* **What the task asks**: Which lines hold the word "name"? Copy each of them from the material.

* **Dataset records**:
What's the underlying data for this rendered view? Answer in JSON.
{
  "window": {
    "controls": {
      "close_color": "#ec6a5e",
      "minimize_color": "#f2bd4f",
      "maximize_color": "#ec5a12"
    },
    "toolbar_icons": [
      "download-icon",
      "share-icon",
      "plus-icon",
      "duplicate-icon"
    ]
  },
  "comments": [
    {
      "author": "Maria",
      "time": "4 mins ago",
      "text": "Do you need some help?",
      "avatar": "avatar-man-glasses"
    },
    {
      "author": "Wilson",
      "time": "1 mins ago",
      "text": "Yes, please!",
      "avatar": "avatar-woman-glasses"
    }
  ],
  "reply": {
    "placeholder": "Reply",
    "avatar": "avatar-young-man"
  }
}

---

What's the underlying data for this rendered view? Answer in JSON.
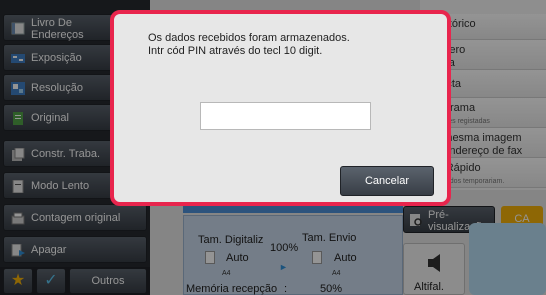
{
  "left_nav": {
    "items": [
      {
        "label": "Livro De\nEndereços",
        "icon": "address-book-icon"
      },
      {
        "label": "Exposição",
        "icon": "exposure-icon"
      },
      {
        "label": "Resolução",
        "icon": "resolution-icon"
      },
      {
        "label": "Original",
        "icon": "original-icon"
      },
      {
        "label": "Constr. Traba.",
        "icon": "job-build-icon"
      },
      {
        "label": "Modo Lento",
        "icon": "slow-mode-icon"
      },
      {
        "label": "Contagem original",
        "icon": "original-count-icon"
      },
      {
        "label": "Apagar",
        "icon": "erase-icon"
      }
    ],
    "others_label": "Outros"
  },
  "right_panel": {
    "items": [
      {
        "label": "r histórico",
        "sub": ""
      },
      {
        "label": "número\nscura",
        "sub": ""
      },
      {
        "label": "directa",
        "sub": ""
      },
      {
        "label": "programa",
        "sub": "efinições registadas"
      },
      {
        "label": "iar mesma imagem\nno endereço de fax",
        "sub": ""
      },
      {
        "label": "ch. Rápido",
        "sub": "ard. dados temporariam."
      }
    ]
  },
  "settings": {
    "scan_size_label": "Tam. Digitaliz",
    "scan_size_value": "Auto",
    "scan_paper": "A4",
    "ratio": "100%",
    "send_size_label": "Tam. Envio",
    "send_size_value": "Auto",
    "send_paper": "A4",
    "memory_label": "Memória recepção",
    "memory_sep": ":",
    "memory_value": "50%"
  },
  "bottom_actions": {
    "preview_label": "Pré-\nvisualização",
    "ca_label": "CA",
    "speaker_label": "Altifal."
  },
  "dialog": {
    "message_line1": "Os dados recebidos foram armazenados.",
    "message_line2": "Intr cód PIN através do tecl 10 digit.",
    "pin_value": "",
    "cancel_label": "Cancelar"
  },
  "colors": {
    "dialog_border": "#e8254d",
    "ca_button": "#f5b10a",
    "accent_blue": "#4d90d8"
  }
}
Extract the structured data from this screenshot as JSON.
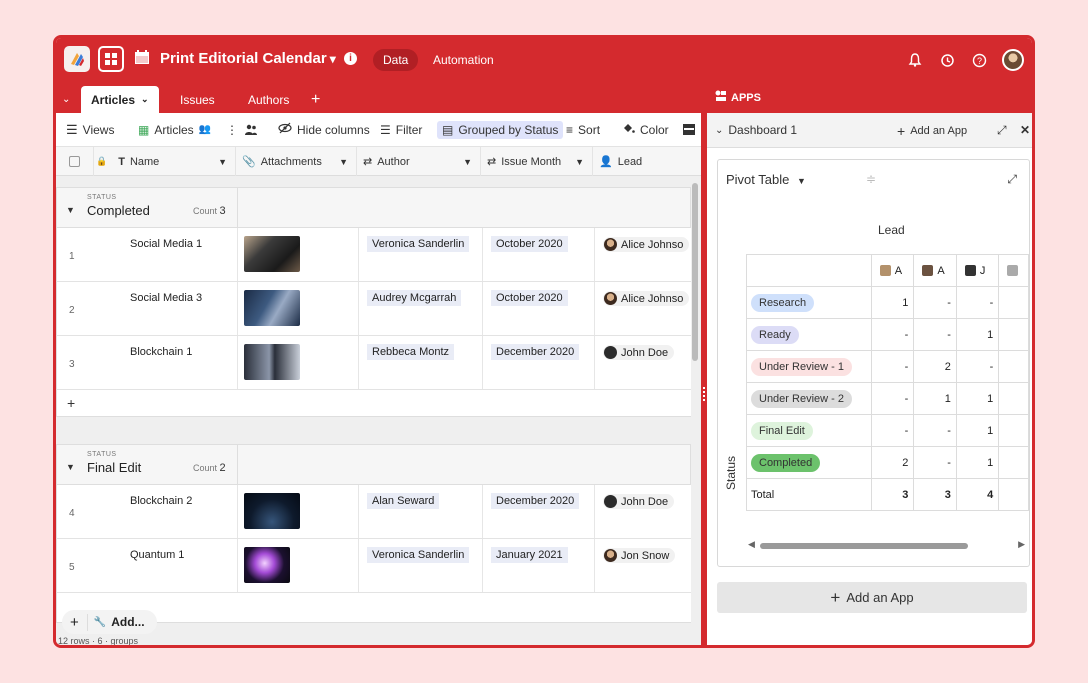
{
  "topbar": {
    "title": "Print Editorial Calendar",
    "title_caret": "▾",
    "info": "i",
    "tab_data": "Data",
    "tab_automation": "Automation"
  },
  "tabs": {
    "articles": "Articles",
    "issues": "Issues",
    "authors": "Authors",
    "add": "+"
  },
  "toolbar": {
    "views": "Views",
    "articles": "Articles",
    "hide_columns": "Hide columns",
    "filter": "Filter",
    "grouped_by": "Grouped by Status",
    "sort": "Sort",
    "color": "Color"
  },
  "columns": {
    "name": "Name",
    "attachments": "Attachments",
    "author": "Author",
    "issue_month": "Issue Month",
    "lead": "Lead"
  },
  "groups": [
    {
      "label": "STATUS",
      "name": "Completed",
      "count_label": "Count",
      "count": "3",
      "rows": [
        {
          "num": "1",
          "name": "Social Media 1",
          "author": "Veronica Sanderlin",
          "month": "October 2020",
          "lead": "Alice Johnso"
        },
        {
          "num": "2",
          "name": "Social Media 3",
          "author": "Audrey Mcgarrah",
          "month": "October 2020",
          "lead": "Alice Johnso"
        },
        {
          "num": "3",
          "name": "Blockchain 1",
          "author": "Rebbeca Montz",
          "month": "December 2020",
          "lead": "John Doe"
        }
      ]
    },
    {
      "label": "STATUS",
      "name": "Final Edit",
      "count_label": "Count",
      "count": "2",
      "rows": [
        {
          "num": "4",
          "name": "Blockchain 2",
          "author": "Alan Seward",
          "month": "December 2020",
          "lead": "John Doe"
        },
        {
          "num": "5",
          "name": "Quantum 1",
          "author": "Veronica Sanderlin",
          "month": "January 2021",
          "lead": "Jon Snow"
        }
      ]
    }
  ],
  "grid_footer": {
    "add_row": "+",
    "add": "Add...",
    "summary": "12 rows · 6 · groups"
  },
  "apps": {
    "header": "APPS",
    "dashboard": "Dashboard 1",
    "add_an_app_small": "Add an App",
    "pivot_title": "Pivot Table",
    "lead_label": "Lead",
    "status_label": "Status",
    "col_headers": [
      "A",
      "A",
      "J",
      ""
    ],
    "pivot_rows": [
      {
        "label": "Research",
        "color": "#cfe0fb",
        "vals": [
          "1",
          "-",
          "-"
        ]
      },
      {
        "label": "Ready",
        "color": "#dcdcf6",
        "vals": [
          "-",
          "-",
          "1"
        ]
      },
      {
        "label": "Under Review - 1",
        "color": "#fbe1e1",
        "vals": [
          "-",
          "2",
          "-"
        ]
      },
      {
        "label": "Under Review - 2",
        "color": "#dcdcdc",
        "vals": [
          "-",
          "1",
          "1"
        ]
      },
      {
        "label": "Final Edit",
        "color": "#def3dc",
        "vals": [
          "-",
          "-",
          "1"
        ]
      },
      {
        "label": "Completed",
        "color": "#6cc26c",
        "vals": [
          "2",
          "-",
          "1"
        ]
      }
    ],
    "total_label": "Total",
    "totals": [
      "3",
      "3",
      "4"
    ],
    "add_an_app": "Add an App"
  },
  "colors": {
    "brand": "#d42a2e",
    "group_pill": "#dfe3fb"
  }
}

* **Exercise answer**:
    "name": "Name",
      "name": "Completed",
          "name": "Social Media 1",
          "name": "Social Media 3",
          "name": "Blockchain 1",
      "name": "Final Edit",
          "name": "Blockchain 2",
          "name": "Quantum 1",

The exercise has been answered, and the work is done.